Revision of a resurfacing prosthesis

In case of failure of the resurfacing shell on the head of the femur, it is easy to remove the head of the femur and proceed with the normal stem procedure of a classical total hip prosthesis. A cemented or cementless stem is introduced into the shaft and a big modular metal head is placed on the neck to form a new metal-on-metal articulation with the original BHR socket. Because of the use of a large ball, the chance for dislocation is very low. In case of failure of the BHR socket, it can be replaced by a classical socket with ceramic-on-ceramic friction couple.

Posterior revisions of resurfacings cups 

In some cases a revision of the resurfacing cup is possible to a larger cup size of 2.5 mm on average.

4grafiekposterieurerevisies

New revision techniques (pioneer in Belgium and the world!)

Recently, we use a new technique for revision surgery in our clinic, based on the principles of metal-on-metal BHR prosthesis. In the socket, a BHR Dysplasia cup (fixated into the bone with 2 additional screws) or a primary BHR cup is implanted, creating a metal-on-metal articulation with a large metal modular head, placed on the neck of a classical primary or revision stem (type Profemur) in the shaft. In this way, we hope to reduce the chance for dislocation to an absolute minimum (see pdf-file), in combination with the excellent wear properties of the metal-on-metal articulation. Till date we have successfully placed more than 50 BHR Dysplasia cups.

     

Revision for infections

In case of loosening caused by infection, 2 options are available, depending on severity of the infection and type of germ.

1) Replacement of the prosthesis during 1 operation (one-stage technique)

  • During the same operation, the prosthesis is removed and replaced by a new one, after extensive cleaning up and removing of al infectious tissues. With this technique, the chance for relapse of infection is about 10 % more, compared to the two-stage technique, described below.

2) Replacement of the prosthesis requiring 2 operations (two-stages technique)

  • During the first operation, all prostheses components, all cement and all infectious tissues are removed. After extensive cleaning and debridment, a temporary spacer, containing antibiotics, is introduced into the femoral shaft.

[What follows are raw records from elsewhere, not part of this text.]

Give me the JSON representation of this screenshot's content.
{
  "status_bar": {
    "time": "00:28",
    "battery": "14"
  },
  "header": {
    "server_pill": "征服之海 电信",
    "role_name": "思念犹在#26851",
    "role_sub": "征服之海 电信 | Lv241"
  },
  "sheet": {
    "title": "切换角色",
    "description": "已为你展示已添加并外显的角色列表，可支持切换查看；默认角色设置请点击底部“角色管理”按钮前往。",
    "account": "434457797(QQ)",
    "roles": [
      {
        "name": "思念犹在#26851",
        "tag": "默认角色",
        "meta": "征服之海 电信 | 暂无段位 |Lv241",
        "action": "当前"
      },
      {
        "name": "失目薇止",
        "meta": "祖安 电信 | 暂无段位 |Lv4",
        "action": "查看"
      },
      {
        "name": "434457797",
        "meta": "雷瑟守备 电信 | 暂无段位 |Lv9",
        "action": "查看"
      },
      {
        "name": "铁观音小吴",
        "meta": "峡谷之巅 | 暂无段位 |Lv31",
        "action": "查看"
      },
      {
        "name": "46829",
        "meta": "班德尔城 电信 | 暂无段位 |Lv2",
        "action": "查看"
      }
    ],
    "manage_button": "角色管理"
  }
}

The spacer will provide local antibiotics, beside the intravenous antibiotics, during 6 weeks and prevents shortening of the leg. In many cases, patients will be able to ambulate with the spacer. 
  • During the second operation, 6 weeks later, the new prosthesis is implanted after extensive cleaning up and if there are no more signs of infection. This technique is preferable and gives the best clinical results.
  • Sometimes, it is impossible to use a temporary spacer, because there is too much damage with extensive loss of bone. In that case, a skeletal traction in bed for 6 weeks is inevitable, just in order to maintain leg length; however patient will be in bed for 6 weeks!


 

This kind of surgery causes extensive blood loss, up to 5 – 6 litres!! Blood transfusions are mandatory. Other complications, such as dislocation, are also more frequently after this kind of revision surgery.

Rehabilitation after revision surgery 

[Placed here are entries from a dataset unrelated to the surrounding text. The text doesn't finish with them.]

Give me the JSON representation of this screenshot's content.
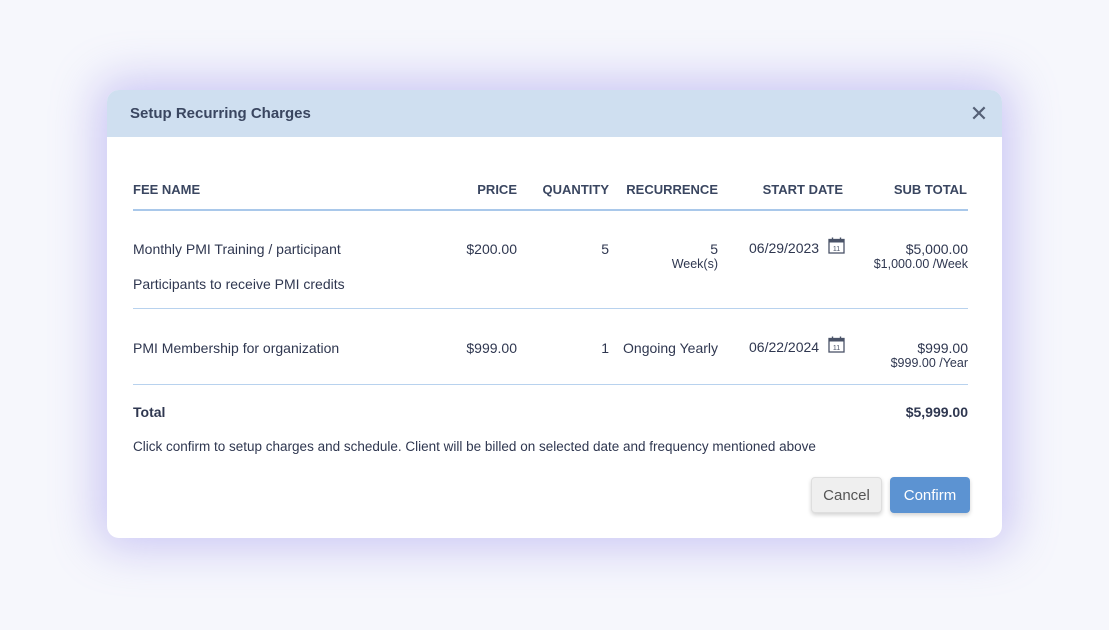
{
  "modal": {
    "title": "Setup Recurring Charges",
    "close_glyph": "✕"
  },
  "table": {
    "headers": {
      "fee_name": "FEE NAME",
      "price": "PRICE",
      "quantity": "QUANTITY",
      "recurrence": "RECURRENCE",
      "start_date": "START DATE",
      "sub_total": "SUB TOTAL"
    },
    "rows": [
      {
        "fee_name": "Monthly PMI Training / participant",
        "note": "Participants to receive PMI credits",
        "price": "$200.00",
        "quantity": "5",
        "recurrence_count": "5",
        "recurrence_unit": "Week(s)",
        "start_date": "06/29/2023",
        "sub_total": "$5,000.00",
        "rate": "$1,000.00 /Week"
      },
      {
        "fee_name": "PMI Membership for organization",
        "price": "$999.00",
        "quantity": "1",
        "recurrence": "Ongoing Yearly",
        "start_date": "06/22/2024",
        "sub_total": "$999.00",
        "rate": "$999.00 /Year"
      }
    ],
    "total_label": "Total",
    "total_value": "$5,999.00"
  },
  "message": "Click confirm to setup charges and schedule. Client will be billed on selected date and frequency mentioned above",
  "buttons": {
    "cancel": "Cancel",
    "confirm": "Confirm"
  },
  "colors": {
    "header_bg": "#cfdff0",
    "confirm_bg": "#5c93d2",
    "separator": "#a9c8ea"
  }
}
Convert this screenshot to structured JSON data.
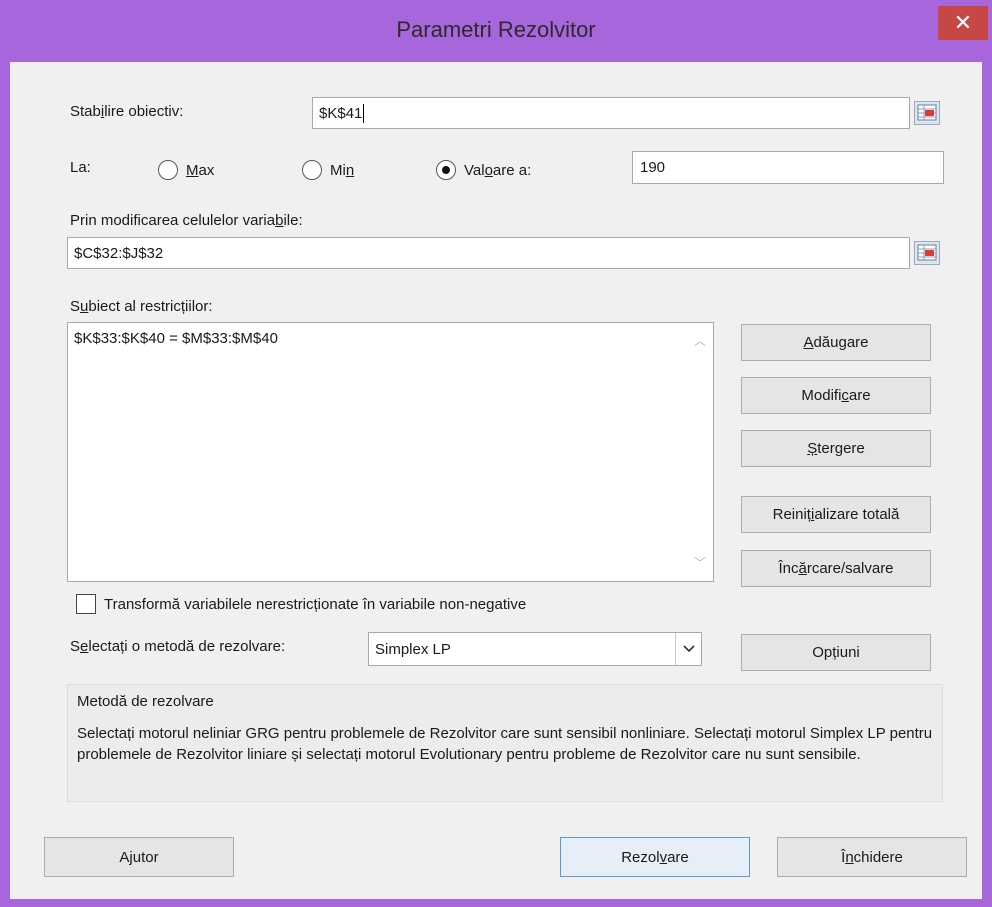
{
  "window": {
    "title": "Parametri Rezolvitor",
    "close_glyph": "✕"
  },
  "objective": {
    "label_pre": "Stab",
    "label_key": "i",
    "label_post": "lire obiectiv:",
    "value": "$K$41",
    "ref_icon": "collapse-dialog-icon"
  },
  "to": {
    "label": "La:",
    "max_key": "M",
    "max_rest": "ax",
    "min_pre": "Mi",
    "min_key": "n",
    "value_pre": "Val",
    "value_key": "o",
    "value_post": "are a:",
    "selected": "Valoare a:",
    "value": "190"
  },
  "variables": {
    "label_pre": "Prin modificarea celulelor varia",
    "label_key": "b",
    "label_post": "ile:",
    "value": "$C$32:$J$32",
    "ref_icon": "collapse-dialog-icon"
  },
  "constraints": {
    "label_pre": "S",
    "label_key": "u",
    "label_post": "biect al restricțiilor:",
    "items": [
      "$K$33:$K$40 = $M$33:$M$40"
    ]
  },
  "buttons": {
    "add_key": "A",
    "add_rest": "dăugare",
    "change_pre": "Modifi",
    "change_key": "c",
    "change_post": "are",
    "delete_key": "Ș",
    "delete_rest": "tergere",
    "reset_pre": "Reiniț",
    "reset_key": "i",
    "reset_post": "alizare totală",
    "load_pre": "Înc",
    "load_key": "ă",
    "load_post": "rcare/salvare",
    "options_pre": "Op",
    "options_key": "ț",
    "options_post": "iuni",
    "help_pre": "A",
    "help_key": "j",
    "help_post": "utor",
    "solve_pre": "Rezol",
    "solve_key": "v",
    "solve_post": "are",
    "close_pre": "Î",
    "close_key": "n",
    "close_post": "chidere"
  },
  "nonnegative": {
    "checked": false,
    "label_pre": "Transformă variabilele nerestricționate în variabile non-ne",
    "label_key": "g",
    "label_post": "ative"
  },
  "method": {
    "label_pre": "S",
    "label_key": "e",
    "label_post": "lectați o metodă de rezolvare:",
    "selected": "Simplex LP",
    "group_title": "Metodă de rezolvare",
    "description": "Selectați motorul neliniar GRG pentru problemele de Rezolvitor care sunt sensibil nonliniare. Selectați motorul Simplex LP pentru problemele de Rezolvitor liniare și selectați motorul Evolutionary pentru probleme de Rezolvitor care nu sunt sensibile."
  },
  "colors": {
    "titlebar": "#a866dc",
    "close": "#c74746",
    "client": "#f0f0f0"
  }
}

Rehabilitation is slower and less successful, depending on extensiveness of the surgery and general condition of the patient. Normally, all our patients are allowed for full weight bearing with crutches, starting 5 days after the operation. We believe that the prosthesis should have already intrinsic stability during operation, if not, it is doomed to fail in most cases! The stay in hospital varies from 14 up to 21 days, depending on type of surgery and general condition of the patient.

Complications after revision surgery

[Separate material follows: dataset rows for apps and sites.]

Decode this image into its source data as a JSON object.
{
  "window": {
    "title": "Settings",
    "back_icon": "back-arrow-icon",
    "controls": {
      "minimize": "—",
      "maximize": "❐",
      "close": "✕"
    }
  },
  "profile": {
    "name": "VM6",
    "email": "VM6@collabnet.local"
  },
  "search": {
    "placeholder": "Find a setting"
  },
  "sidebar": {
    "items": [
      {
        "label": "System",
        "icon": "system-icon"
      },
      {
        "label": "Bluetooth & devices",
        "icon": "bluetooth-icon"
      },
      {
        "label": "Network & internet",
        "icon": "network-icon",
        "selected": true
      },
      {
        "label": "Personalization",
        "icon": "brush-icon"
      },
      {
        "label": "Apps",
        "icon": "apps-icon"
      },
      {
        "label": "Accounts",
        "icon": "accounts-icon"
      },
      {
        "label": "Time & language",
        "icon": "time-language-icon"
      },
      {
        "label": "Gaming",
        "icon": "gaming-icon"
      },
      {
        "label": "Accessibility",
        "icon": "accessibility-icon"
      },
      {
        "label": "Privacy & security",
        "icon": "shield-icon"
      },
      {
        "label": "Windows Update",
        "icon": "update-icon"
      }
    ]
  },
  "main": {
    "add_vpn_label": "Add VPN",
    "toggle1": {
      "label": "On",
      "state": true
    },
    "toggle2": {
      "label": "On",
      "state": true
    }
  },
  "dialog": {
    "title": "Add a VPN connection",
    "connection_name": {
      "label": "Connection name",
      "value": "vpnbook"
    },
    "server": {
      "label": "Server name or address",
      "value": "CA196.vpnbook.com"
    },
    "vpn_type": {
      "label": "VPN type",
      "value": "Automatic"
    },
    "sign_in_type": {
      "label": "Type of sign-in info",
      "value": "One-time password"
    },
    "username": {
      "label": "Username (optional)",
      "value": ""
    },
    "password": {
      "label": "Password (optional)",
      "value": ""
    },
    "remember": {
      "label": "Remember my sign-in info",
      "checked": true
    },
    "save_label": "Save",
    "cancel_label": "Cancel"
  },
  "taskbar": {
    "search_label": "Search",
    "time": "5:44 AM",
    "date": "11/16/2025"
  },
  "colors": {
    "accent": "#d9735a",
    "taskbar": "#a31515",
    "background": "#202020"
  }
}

Besides the earlier mentioned complications in primary total hip replacement (see complications total hip arthroplasty), one should be aware that the chance for dislocation after revision surgery is much bigger, about 10 % versus 1 % after primary hip replacement. One exception is the revision procedure with the BHR metal-on-metal articulation, using a Dysplasia cup in combination with a large metal modular head on a classical stem. This reduces the chance for dislocation to an absolute minimum.